See, Hear Robert Bilott, The Cincinnati Attorney Behind The 'Dark Waters' Film
Cincinnati attorney Robert Bilott got a standing ovation on CBS' Late Show With Stephen Colbert Thursday night, hours after he was interviewed on WVXU-FM's Cincinnati Edition.
The two aren't directly related, of course, except for the fact that it's all part of promotion for Dark Waters, the movie starring Mark Ruffalo as Bilott opening Friday, Nov. 22.
Bilott was in Colbert's audience when Ruffalo talked about the movie shot here last winter. Ruffalo portrays the Taft, Stettinius and Hollister partner who worked 18 years to win a class-action lawsuit again DuPont for pollution near Parkersburg, W. Va. Dark Waters is based on a 2016 New York Times profile of Bilott.
"Rob Bilott is a corporate defense attorney who defends corporations. He's probably not the type of guy you'd immediately think of as a hero," Ruffalo told Colbert.
"But he has a farmer come to him that knew his grandmother, and he says to him, 'Can you help me out? My cows are dying. I think it's this chemical company who has a landfill next to me'… And as it turns out, he takes almost 20 years to uncover the biggest corporate crime and cover-up in American history.
"And he (Bilott) is the most unassuming, the most selfless, … beautiful, committed person to the people and he tells a story that we need to hear right now, and he's here tonight and I want to introduce him. His name is Rob Bilott," Ruffalo says.
On WVXU Thursday, Bilott told Cincinnati Edition host Michael Monks how a farmer near Parkersburg, who knew his grandmother, sought his help after 56 cows and 107 calves died drinking from Dry Run creek on his property. Bilott read an excerpt from his new book, Exposure, explaining how the farmer documented the deaths of his cattle in 1998.
Bilott, who also appeared on Cincinnati Edition shortly after the 2016 New York Times article, says the movie was first suggested to him when Ruffalo called his Cincinnati office that year.
"It was a little surprising, to say the least, but after a few minutes I could tell that he was incredibly passionate about this topic. He was really interested in water issues," Bilott told Cincinnati Public Radio.

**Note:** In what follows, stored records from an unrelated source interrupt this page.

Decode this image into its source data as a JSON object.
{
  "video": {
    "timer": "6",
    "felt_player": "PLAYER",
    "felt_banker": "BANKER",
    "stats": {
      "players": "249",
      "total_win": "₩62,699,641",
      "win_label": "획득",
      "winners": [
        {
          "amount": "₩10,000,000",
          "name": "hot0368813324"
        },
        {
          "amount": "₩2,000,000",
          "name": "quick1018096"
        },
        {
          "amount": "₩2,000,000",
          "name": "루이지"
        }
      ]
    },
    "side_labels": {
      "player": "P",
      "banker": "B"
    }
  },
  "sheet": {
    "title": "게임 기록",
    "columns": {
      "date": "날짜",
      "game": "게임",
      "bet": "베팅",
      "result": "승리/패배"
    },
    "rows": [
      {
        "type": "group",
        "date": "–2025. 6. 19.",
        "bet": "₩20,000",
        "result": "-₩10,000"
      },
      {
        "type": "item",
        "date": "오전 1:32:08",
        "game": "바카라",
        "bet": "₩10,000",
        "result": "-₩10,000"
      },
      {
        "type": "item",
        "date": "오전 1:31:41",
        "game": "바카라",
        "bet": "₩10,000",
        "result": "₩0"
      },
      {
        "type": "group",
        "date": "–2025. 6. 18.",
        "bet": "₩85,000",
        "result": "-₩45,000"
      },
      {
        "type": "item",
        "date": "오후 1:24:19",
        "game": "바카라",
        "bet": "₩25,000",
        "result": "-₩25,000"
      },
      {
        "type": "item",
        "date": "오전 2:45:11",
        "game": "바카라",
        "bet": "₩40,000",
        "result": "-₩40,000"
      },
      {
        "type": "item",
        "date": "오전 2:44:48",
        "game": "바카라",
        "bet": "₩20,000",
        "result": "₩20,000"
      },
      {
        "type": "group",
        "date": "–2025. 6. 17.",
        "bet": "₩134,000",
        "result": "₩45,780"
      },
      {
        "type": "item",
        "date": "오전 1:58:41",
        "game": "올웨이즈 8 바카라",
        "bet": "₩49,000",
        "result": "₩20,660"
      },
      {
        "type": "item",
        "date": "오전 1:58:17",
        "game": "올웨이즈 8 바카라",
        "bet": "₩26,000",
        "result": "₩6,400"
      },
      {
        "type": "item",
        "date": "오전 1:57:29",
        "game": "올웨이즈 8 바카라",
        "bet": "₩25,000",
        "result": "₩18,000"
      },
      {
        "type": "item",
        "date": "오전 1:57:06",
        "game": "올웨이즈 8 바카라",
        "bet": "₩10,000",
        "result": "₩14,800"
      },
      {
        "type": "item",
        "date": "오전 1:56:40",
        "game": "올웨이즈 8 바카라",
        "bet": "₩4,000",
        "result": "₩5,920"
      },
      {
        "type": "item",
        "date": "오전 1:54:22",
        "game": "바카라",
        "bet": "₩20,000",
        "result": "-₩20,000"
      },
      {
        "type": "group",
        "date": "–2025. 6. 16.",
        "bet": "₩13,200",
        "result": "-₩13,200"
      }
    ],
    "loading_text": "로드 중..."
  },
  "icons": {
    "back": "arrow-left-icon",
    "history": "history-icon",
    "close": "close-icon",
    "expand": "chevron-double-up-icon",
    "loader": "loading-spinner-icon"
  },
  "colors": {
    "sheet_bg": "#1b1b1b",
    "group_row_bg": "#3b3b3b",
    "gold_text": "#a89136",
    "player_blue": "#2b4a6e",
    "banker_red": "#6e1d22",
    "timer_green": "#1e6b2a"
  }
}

"He (Ruffalo) thought this was a great story that could really highlight some of the issues we're all dealing with, not just with (the deadly chemical) PFOA, but with our entire chemical regulatory system. He was really dedicated to doing this story and doing it the right way, in bringing it out in a way that captured what really happened, and what kind of impact it had on the people who were not only involved with the story, but with the community that was dealing with this as well."
On The Late Show, Ruffalo said the chemical PFOA "is in all of us. It bio-accumulates. We can't get rid of it. It's passed from the mother to the child. It's connected to six major diseases. And they have been poisoning us for almost 50 years, knowing it and covering it up the whole time," Ruffalo said.
After Cincinnati Edition broadcast Bilott's interview Thursday, DuPont issued a statement to Cincinnati Public Radio saying that "safety, health and protecting the planet are core values" at the company. It is posted on the WVXU website with Bilott's interview.
Dark Waters also stars Oscar-winners Anne Hathaway and Tim Robbins; and Bill Camp, Mare Winningham, Victor Garber, Bill Pullman and William Jackson Harper. It was directed by Todd Haynes, who shot Carol here in 2014 with Cate Blanchett and Rooney Mara.
One more thing for Marvel fans, here's what Ruffalo said when Colbert asked if he could reprise his role as Hulk after Avengers: Endgame:
"I do not know. I do know that I did give (producer) Kevin Feige my Blockbuster Award at the Hollywood film awards the other day to a smattering of applause and he did say, 'Hey, do you think there's any more story left here?' And I said, 'I could probably come up with a few story lines.'
"And he said, 'Maybe you should come in and we'll have a talk.' You heard it here!"